- Dataset extract -
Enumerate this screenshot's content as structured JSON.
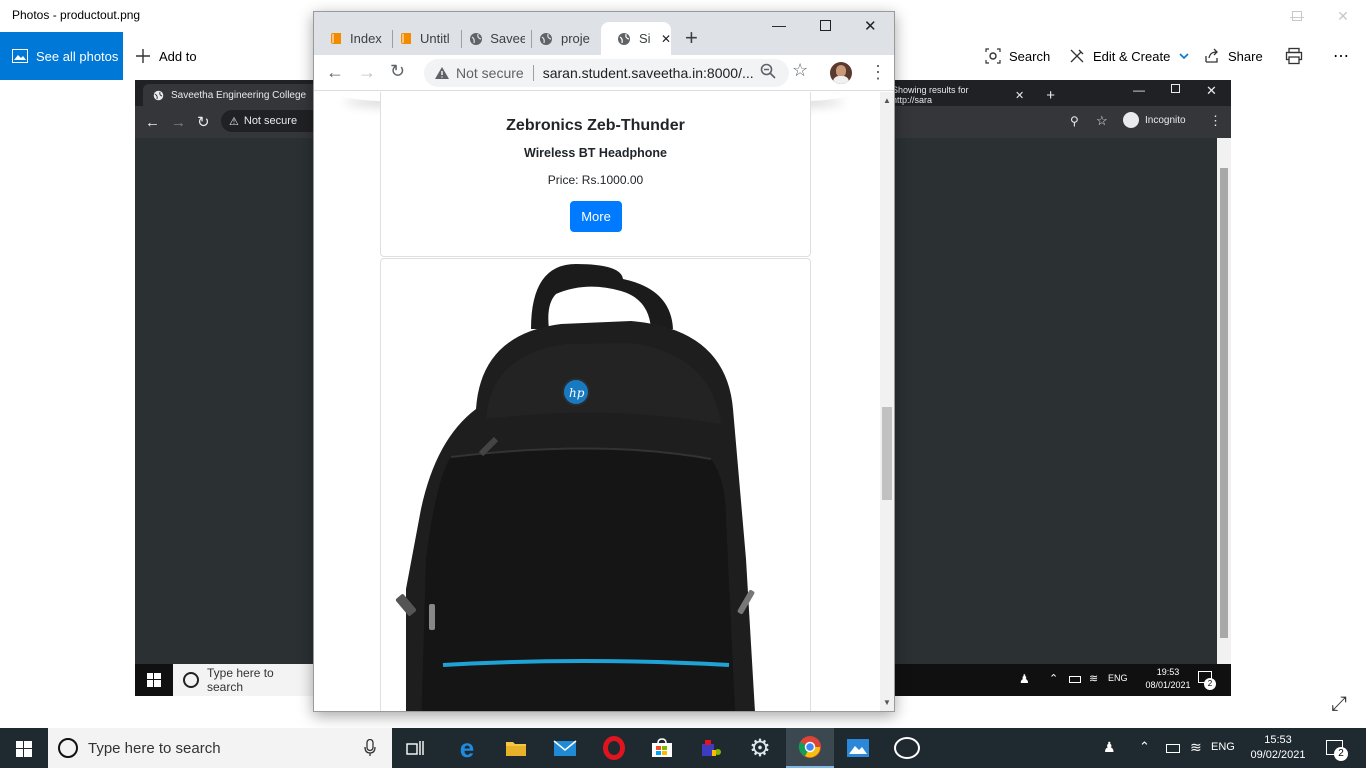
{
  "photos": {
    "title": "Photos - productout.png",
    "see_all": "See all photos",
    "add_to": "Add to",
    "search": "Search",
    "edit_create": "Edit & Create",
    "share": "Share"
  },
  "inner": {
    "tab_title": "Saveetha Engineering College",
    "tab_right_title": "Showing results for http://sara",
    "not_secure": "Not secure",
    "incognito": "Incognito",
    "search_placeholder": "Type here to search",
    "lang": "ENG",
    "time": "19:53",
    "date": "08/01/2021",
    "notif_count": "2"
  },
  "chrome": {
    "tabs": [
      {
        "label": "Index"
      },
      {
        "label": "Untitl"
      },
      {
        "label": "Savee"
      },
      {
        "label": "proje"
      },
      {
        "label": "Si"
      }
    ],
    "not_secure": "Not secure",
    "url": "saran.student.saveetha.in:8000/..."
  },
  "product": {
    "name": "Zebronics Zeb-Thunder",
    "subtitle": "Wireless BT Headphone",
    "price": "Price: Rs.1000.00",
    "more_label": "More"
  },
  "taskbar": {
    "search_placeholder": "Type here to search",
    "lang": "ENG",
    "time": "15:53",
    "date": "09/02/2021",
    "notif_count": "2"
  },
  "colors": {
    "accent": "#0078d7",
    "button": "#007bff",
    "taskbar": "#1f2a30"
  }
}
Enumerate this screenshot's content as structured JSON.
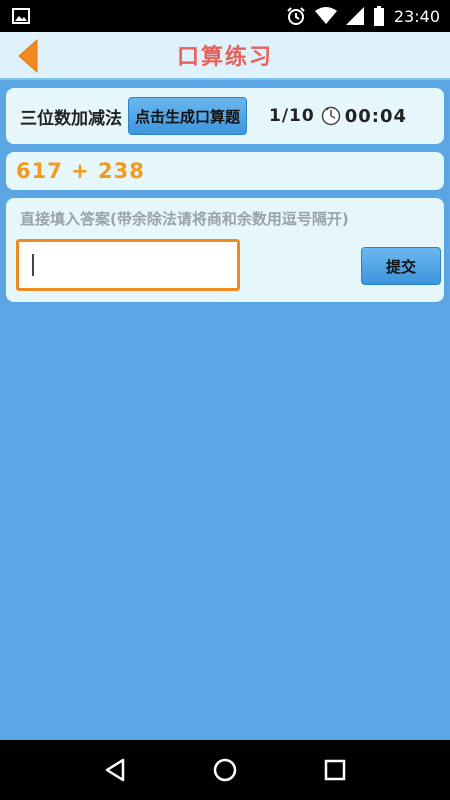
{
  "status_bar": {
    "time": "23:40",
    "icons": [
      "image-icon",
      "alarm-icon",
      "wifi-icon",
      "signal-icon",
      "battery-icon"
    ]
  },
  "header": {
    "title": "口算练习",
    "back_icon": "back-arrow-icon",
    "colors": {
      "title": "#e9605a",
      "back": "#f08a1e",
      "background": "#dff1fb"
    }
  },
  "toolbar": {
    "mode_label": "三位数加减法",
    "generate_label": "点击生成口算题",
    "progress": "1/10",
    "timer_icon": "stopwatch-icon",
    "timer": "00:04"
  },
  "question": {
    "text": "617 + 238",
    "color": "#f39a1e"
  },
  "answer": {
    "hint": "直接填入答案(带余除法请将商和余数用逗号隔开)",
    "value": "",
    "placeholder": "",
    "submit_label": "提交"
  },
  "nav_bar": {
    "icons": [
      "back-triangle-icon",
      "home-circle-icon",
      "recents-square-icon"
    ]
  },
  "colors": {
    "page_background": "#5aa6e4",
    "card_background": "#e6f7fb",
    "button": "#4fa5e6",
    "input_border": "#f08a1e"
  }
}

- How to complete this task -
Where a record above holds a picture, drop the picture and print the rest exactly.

- Answer to this exercise -
Enumerate this screenshot's content as structured JSON.
{
  "photos": {
    "title": "Photos - productout.png",
    "see_all": "See all photos",
    "add_to": "Add to",
    "search": "Search",
    "edit_create": "Edit & Create",
    "share": "Share"
  },
  "inner": {
    "tab_title": "Saveetha Engineering College",
    "tab_right_title": "Showing results for http://sara",
    "not_secure": "Not secure",
    "incognito": "Incognito",
    "search_placeholder": "Type here to search",
    "lang": "ENG",
    "time": "19:53",
    "date": "08/01/2021",
    "notif_count": "2"
  },
  "chrome": {
    "tabs": [
      {
        "label": "Index"
      },
      {
        "label": "Untitl"
      },
      {
        "label": "Savee"
      },
      {
        "label": "proje"
      },
      {
        "label": "Si"
      }
    ],
    "not_secure": "Not secure",
    "url": "saran.student.saveetha.in:8000/..."
  },
  "product": {
    "name": "Zebronics Zeb-Thunder",
    "subtitle": "Wireless BT Headphone",
    "price": "Price: Rs.1000.00",
    "more_label": "More"
  },
  "taskbar": {
    "search_placeholder": "Type here to search",
    "lang": "ENG",
    "time": "15:53",
    "date": "09/02/2021",
    "notif_count": "2"
  },
  "colors": {
    "accent": "#0078d7",
    "button": "#007bff",
    "taskbar": "#1f2a30"
  }
}
Enumerate this screenshot's content as structured JSON.
{
  "status_bar": {
    "time": "23:40",
    "icons": [
      "image-icon",
      "alarm-icon",
      "wifi-icon",
      "signal-icon",
      "battery-icon"
    ]
  },
  "header": {
    "title": "口算练习",
    "back_icon": "back-arrow-icon",
    "colors": {
      "title": "#e9605a",
      "back": "#f08a1e",
      "background": "#dff1fb"
    }
  },
  "toolbar": {
    "mode_label": "三位数加减法",
    "generate_label": "点击生成口算题",
    "progress": "1/10",
    "timer_icon": "stopwatch-icon",
    "timer": "00:04"
  },
  "question": {
    "text": "617 + 238",
    "color": "#f39a1e"
  },
  "answer": {
    "hint": "直接填入答案(带余除法请将商和余数用逗号隔开)",
    "value": "",
    "placeholder": "",
    "submit_label": "提交"
  },
  "nav_bar": {
    "icons": [
      "back-triangle-icon",
      "home-circle-icon",
      "recents-square-icon"
    ]
  },
  "colors": {
    "page_background": "#5aa6e4",
    "card_background": "#e6f7fb",
    "button": "#4fa5e6",
    "input_border": "#f08a1e"
  }
}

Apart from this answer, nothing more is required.